The level of privacy offered by search engines is generally woeful. Last year, the three big players (Google, Yahoo! and MSN) made some improvements by limiting the duration for full retention of logs about who has searched and what they've searched for. That means that after a year or two, it would be harder — though probably not impossible — for the major search engines and their advertising partners to reconstruct a complete history of your searches.
Ask.com went further with their AskEraser feature, which allows users to have their logs deleted and to opt-out of being tracked (Ask.com could have done better by finding a way for opt-out to be available without a cookie).
With Congress in the middle of recess, surveillance issues have receded from the front pages. But look a few pages further in, and you'll find signs that the issues are very much on the minds of ordinary Americans:
Once again, Congress will vote on new Foreign Intelligence Surveillance Act legislation. President Bush says he will not sign any bill that doesn't include retroactive immunity for telecom companies which have, in his words, "helped the government in the war on terror" by allowing access to customers' phone calls and e-mails.
Last month, shortly before the FCC held its first hearing in an investigation of Comcast's interference with BitTorrent and other P2P protocols, we noticed that Comcast was no longer injecting forged TCP RST packets in the simple tests we had been running on its cable network. Those tests had been showing interference through January 2008. Some sources with access to larger datasets informed us that the cable ISP was nonetheless still using RST packets against some BitTorrent sessions, just not the simple uses of BT and Gnutella that we had been testing. The status quo: Comcast is still interfering with P2P, but they are being more subtle about it.
- NY Times Wiretapping Coverage -- The Inside Story
An excerpt from NY Times author Eric Lichtblau's new book
on warrantless wiretapping.
- Fee for All -- Music as Service from ISPs
Warner is developing proposals that would make access to
music a service charged by ISPs.
- Charging Schools Instead of Suing Students
A new proposal from major labels would charge schools a fee
to allow students to share music legally.
- CBC Uses BitTorrent for Prime Time Release
A high-resolution version of a series finale was released

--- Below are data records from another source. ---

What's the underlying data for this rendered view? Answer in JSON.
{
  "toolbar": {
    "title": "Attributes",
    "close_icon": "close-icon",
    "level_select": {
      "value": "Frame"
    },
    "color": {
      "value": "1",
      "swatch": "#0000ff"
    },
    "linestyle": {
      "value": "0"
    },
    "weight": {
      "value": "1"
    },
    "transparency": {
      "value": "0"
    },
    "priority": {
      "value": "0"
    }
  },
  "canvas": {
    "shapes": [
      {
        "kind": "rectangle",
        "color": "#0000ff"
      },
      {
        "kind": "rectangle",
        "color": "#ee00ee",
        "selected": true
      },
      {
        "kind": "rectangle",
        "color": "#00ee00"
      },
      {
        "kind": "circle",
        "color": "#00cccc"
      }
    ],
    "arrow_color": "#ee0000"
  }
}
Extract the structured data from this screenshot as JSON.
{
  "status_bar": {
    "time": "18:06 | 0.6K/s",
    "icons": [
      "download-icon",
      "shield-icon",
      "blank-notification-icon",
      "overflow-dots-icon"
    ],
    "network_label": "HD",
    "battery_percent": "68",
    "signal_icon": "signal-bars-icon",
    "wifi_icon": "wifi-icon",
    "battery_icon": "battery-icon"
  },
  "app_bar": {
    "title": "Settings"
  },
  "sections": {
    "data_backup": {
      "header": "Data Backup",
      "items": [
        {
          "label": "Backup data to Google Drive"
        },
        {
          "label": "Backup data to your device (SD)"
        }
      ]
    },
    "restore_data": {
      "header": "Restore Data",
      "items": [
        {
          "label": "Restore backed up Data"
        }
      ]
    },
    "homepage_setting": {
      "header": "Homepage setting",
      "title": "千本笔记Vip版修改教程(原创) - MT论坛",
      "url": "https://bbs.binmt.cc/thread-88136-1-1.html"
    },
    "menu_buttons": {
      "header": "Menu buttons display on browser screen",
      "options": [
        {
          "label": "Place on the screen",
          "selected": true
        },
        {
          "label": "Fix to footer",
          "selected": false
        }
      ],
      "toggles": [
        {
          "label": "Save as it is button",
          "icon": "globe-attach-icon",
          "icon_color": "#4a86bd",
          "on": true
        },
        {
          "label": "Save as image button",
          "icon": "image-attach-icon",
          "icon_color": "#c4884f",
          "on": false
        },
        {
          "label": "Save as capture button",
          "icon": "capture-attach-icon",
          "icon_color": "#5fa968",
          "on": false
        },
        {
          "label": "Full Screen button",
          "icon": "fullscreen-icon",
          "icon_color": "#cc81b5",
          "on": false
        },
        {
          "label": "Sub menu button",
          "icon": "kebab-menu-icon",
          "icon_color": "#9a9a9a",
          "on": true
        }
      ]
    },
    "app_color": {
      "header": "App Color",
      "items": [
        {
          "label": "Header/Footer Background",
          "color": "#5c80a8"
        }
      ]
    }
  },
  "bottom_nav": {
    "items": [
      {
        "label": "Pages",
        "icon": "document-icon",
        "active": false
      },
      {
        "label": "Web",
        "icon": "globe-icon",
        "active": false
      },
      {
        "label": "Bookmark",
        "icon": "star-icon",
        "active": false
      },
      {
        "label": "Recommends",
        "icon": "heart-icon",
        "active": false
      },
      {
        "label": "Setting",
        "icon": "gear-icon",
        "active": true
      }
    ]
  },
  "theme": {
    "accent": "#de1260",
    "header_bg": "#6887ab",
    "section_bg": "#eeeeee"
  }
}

Yesterday's announcement of a détente between Comcast and BitTorrent was great news. Unfortunately, the general problem of ISPs doing strange things to Internet traffic without telling their customers is likely to continue in the future. EFF and many other organizations are working on software to test ISPs for unusual (mis)behavior. In this detailed post, we have a round-up of the tools that are out there right now, and others that are in development...
When you sign up for an Internet connection, you expect it to actually be an Internet connection. You expect that you can run whatever applications and protocols you choose over the link, or indeed that you can write your own software and run that.
- Israel Adopts Fair Use
In their reform of national copyright law, Israel opts for an open-ended and court-defined idea of fair use, similar to the United States.
- India Wants Blackberry Crypto
On the eve of renewing RIM's license in the country, India wants the keys to the mobile device's encryption system.
- Council of Europe Thinks Hard About Internet Filtering
Good (but minimal) recommendations for any country considering tampering with the Net.
- Industry Losing Faith In WIPO; Debates US WTO Cases Against China